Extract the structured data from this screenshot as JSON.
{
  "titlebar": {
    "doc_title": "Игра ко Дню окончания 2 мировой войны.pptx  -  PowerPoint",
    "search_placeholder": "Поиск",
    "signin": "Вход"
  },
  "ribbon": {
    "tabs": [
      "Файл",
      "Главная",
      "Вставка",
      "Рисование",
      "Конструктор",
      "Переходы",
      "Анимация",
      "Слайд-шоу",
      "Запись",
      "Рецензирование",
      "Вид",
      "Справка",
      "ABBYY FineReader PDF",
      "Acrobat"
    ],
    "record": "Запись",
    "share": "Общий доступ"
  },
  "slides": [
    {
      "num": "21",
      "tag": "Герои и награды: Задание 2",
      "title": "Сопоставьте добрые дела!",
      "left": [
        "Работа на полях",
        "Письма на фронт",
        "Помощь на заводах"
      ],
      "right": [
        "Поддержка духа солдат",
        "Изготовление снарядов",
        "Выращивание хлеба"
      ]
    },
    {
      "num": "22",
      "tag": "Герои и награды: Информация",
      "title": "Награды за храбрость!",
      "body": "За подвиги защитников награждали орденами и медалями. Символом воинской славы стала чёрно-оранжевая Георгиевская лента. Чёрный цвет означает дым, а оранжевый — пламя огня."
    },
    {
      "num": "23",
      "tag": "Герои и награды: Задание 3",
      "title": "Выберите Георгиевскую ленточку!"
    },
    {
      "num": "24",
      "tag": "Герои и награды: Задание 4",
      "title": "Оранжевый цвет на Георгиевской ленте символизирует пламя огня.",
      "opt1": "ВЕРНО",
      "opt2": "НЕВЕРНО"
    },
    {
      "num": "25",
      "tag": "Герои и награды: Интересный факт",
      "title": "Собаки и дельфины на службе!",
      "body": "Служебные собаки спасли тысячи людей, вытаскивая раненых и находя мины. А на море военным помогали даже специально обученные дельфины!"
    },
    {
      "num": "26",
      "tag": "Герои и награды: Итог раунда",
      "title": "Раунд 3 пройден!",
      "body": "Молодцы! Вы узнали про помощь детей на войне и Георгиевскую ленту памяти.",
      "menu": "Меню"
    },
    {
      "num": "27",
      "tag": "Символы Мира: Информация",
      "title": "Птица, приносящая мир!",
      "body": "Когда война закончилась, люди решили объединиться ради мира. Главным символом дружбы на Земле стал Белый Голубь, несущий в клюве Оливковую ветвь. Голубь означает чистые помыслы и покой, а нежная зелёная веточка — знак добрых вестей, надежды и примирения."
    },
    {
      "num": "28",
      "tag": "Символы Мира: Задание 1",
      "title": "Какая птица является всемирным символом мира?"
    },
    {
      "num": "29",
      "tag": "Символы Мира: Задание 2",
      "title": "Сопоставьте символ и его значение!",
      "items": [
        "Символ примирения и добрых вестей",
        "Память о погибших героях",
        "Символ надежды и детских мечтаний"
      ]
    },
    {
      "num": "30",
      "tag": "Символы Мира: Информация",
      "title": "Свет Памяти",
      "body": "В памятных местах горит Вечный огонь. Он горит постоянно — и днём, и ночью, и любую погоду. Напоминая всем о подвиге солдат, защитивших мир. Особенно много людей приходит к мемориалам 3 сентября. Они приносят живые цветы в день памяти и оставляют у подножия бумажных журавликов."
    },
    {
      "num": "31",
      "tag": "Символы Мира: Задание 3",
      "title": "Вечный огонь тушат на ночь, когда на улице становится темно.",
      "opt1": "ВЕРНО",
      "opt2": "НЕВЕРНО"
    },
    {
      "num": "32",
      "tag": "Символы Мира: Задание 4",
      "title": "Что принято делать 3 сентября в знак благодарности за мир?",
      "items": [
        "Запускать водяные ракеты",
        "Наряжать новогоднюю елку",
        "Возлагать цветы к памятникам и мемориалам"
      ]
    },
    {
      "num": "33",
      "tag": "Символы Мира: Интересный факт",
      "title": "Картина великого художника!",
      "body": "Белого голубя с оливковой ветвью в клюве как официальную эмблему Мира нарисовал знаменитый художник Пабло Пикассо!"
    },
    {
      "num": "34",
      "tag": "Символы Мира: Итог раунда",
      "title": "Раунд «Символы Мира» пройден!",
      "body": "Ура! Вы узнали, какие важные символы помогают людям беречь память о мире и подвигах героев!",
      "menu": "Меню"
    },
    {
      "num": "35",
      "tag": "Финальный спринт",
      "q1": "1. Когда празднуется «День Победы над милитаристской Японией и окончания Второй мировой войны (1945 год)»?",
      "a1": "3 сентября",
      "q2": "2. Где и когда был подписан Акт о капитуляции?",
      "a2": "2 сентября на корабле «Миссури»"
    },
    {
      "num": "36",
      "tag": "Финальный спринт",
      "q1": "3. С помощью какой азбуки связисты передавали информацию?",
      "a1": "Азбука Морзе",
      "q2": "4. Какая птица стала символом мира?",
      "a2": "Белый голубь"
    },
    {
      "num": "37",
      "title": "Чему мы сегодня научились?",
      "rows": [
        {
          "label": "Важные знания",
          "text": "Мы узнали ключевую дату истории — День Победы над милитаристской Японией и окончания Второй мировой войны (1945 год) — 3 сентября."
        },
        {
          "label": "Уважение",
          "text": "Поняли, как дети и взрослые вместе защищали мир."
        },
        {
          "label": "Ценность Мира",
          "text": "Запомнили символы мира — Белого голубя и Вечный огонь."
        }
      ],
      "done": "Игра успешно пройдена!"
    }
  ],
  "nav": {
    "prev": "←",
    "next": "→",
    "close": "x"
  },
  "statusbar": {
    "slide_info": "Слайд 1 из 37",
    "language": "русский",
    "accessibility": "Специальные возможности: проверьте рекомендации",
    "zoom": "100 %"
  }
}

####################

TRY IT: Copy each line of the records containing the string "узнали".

WRITTEN RESPONSE:
      "body": "Молодцы! Вы узнали про помощь детей на войне и Георгиевскую ленту памяти.",
      "body": "Ура! Вы узнали, какие важные символы помогают людям беречь память о мире и подвигах героев!",
          "text": "Мы узнали ключевую дату истории — День Победы над милитаристской Японией и окончания Второй мировой войны (1945 год) — 3 сентября."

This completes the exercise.